delineated, which is as under:"It is possible that the proprietor may use several
trade marks in respect of his goods (known as Product mark), besides using a
common mark in all his products to indicate the origin of the goods from the
enterprise (known as House mark). This practice is more predominant in the pharmaceutical
trade. Though both are trade marks and are registrable as such, each has its own
distinct function. While the House mark represents the image of the enterprise from
which the goods emanate, the Product mark is the means by which goods are identified
and purchased in the market place and it the focal point of presentation and advertisement."
view of above discussion, it is clear that what was being used by the respondent
under the expression "Kalvert" was a "Brand name" and not a
"House mark" as sought to be alleged by the respondent and has been wrongly
accepted by the Tribunal. Therefore, the articles of assorted jams, pickles, squashes,
cooking sauces, chutneys, syrups, synthetic vinegars etc. manufactured and sold
by the respondent company under a brand name "Kalvert" were liable to
be charged for excise duty at the rate prescribed in the Excise Law.
Tribunal committed manifest error in coming to its conclusion and therefore the
order passed by the Tribunal is set aside and the order dated 27.02.2002 passed
by the Commissioner of Central Excise, Mumbai is restored.

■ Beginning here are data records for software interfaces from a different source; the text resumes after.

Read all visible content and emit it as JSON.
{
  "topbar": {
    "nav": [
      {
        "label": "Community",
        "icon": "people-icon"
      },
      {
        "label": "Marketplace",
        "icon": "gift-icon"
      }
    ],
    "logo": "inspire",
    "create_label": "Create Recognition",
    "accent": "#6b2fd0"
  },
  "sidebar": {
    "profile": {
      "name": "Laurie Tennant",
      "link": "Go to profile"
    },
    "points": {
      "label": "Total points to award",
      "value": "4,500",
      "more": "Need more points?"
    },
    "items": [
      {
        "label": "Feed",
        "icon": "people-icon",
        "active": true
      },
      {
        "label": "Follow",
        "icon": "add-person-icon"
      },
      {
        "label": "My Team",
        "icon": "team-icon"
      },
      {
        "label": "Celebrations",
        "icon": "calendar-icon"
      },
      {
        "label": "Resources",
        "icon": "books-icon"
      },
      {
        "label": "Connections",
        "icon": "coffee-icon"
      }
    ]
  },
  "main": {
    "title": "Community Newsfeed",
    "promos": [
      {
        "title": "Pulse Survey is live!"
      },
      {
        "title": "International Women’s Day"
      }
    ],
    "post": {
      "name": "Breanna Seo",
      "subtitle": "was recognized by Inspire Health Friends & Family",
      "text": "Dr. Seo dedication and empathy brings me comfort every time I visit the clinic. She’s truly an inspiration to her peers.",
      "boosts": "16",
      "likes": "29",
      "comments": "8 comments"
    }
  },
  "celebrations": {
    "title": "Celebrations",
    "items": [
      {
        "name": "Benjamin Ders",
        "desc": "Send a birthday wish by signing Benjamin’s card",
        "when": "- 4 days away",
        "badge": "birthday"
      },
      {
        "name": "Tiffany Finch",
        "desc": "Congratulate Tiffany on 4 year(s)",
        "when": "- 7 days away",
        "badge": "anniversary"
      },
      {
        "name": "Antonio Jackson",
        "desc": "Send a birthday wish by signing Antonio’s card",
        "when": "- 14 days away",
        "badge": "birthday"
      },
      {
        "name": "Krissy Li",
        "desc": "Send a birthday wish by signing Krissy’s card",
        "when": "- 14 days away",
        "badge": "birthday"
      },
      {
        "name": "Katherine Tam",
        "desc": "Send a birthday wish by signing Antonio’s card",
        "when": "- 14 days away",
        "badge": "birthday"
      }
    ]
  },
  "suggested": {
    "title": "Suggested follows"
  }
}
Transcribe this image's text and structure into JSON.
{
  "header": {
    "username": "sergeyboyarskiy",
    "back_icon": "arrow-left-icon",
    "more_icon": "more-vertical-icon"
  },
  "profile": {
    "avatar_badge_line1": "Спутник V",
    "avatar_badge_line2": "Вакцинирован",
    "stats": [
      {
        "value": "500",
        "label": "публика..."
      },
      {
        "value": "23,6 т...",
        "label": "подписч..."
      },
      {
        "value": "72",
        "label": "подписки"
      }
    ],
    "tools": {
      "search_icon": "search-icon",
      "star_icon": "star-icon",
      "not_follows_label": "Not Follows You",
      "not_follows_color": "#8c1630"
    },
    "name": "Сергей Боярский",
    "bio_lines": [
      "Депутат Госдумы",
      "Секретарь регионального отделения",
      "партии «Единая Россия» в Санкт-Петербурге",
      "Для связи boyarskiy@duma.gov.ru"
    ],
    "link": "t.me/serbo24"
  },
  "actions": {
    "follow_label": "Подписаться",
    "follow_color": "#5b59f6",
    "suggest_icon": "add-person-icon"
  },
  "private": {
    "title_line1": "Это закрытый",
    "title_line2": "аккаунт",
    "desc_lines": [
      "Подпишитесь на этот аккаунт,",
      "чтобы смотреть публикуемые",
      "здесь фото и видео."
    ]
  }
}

appeals are allowed to the aforesaid extent but leaving the parties to bear
their own costs.
(Dr. MUKUNDAKAM SHARMA)
(ANIL R. DAVE)